This year, to start off my rhubarb extravaganza (and there will be an extravaganza) I bring to you this wonderfully complex dessert that is surprisingly simple to put together. It is cool and tart, floral and herbal, creamy and sweet all in one. If I was Southern I might say, y'all gotta try this one. Instead I will say, seriously you guys, if you have an ice cream machine this should be the first thing you make with it this Spring.
If you peek over at the sidebar you may notice something new and very exciting. I am so happy to announce that this here blog was featured as one of Saveur's Sites We Love. You can check out the post here.
Oh, and sorry for the extended break between my last post. I'll be back soon, with more rhubarb! More rhubarb recipes from the archives of this blog can be found here.
Rhubarb and Gin Sorbet with Rose Cream
Rhubarb and Gin Sorbet
yield, roughly one quart
The herbal flavor of gin complements the sweet-tartness of this rhubarb sorbet wonderfully and the small amount of alcohol makes the frozen sorbet perfectly scoopable. If you don't like gin, feel free to substitute vodka or leave the booze out entirely for a more family-friendly treat. Just make sure to thaw the sorbet for a few minutes before scooping.
8 ounces water
7 ounces granulated sugar
1 lb rhubarb stalks, the rosiest red ones you can find, chopped into 1-inch pieces
2 Tablespoons lime juice (or the juice of one juicy lime)
2 Tablespoons light corn syrup
2 Tablespoons gin, plus a bit more to serve (I used Hendrick's)
1. Combine the sugar and water in a medium sized saucepan and heat on medium high, stirring occasionally until the sugar dissolves. Add in the rhubarb and simmer until the rhubarb is very tender and beginning to fall apart, about 10 minutes.

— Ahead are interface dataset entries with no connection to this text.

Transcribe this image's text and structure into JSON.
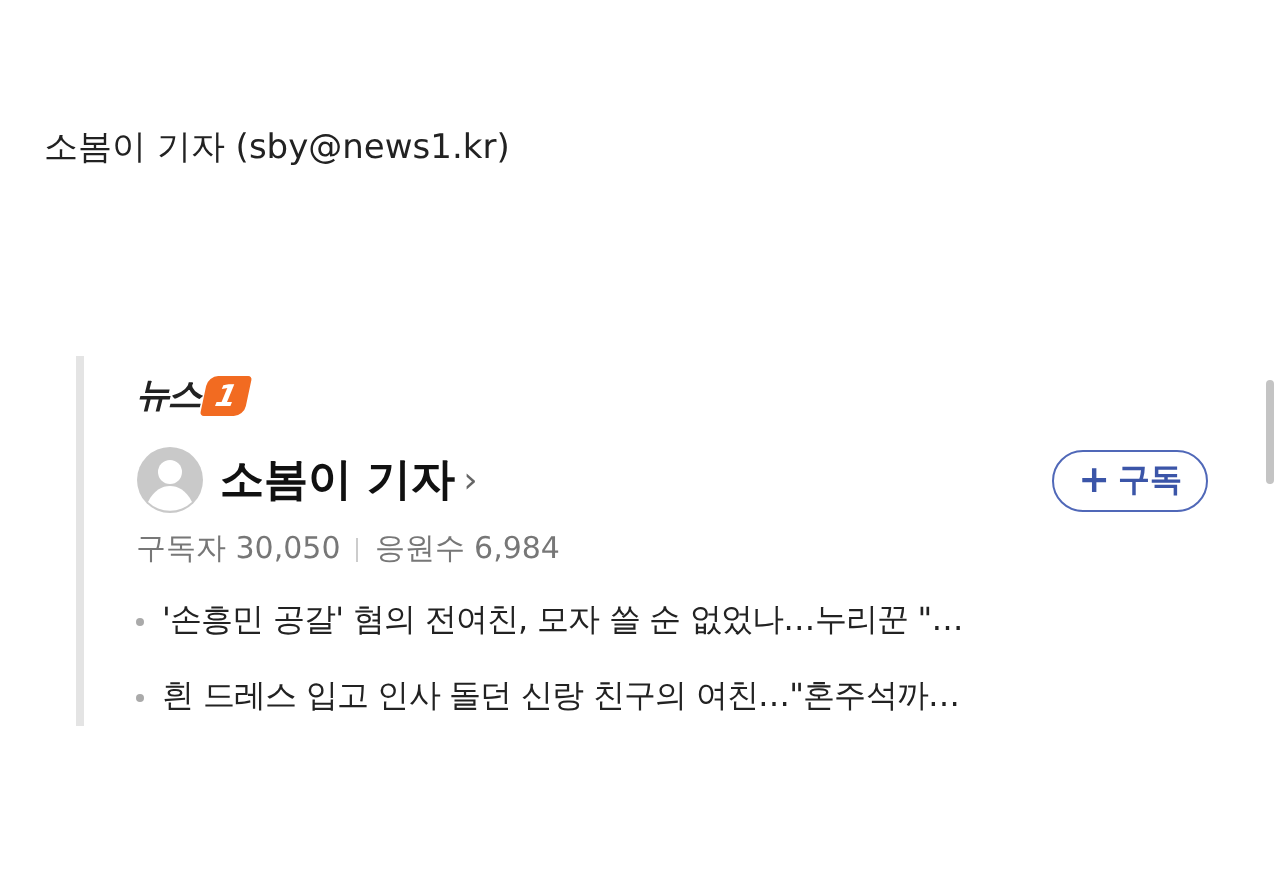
{
  "byline": "소봄이 기자 (sby@news1.kr)",
  "card": {
    "logo": {
      "text": "뉴스",
      "mark": "1"
    },
    "reporter": {
      "name": "소봄이 기자",
      "chevron": "›"
    },
    "subscribe_button": {
      "icon": "+",
      "label": "구독"
    },
    "stats": [
      {
        "label": "구독자",
        "value": "30,050"
      },
      {
        "label": "응원수",
        "value": "6,984"
      }
    ],
    "articles": [
      "'손흥민 공갈' 혐의 전여친, 모자 쓸 순 없었나…누리꾼 \"…",
      "흰 드레스 입고 인사 돌던 신랑 친구의 여친…\"혼주석까…"
    ]
  }
}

2. Carefully transfer the mixture to a blender (or use an immersion blender) and blend until smooth. Add in the lime juice and corn syrup. Chill thoroughly.
3. Just before churning, stir in the gin. Freeze the chilled mixture in an ice cream machine, according to the manufacturer's instructions. Store in the freezer in an airtight container.
The soft perfume of rose water goes beautifully with tart rhubarb sorbet, but if you don't like the idea of flowers in your food feel free to leave it out. The sorbet is wonderful on its own. For vegan rose cream, try whipping chilled coconut milk. Instructions can be found on this post from the archives.
4 ounces chilled heavy cream
4-8 drops rose water
2 teaspoons granulated sugar (vanilla sugar if you have it)
Whip the cream to soft peaks then add in the sugar, followed by the rose water (one drop at a time) until desired flavor is reached.
Top scoops of sorbet with a few drops of chilled gin and a spoonful of rose cream.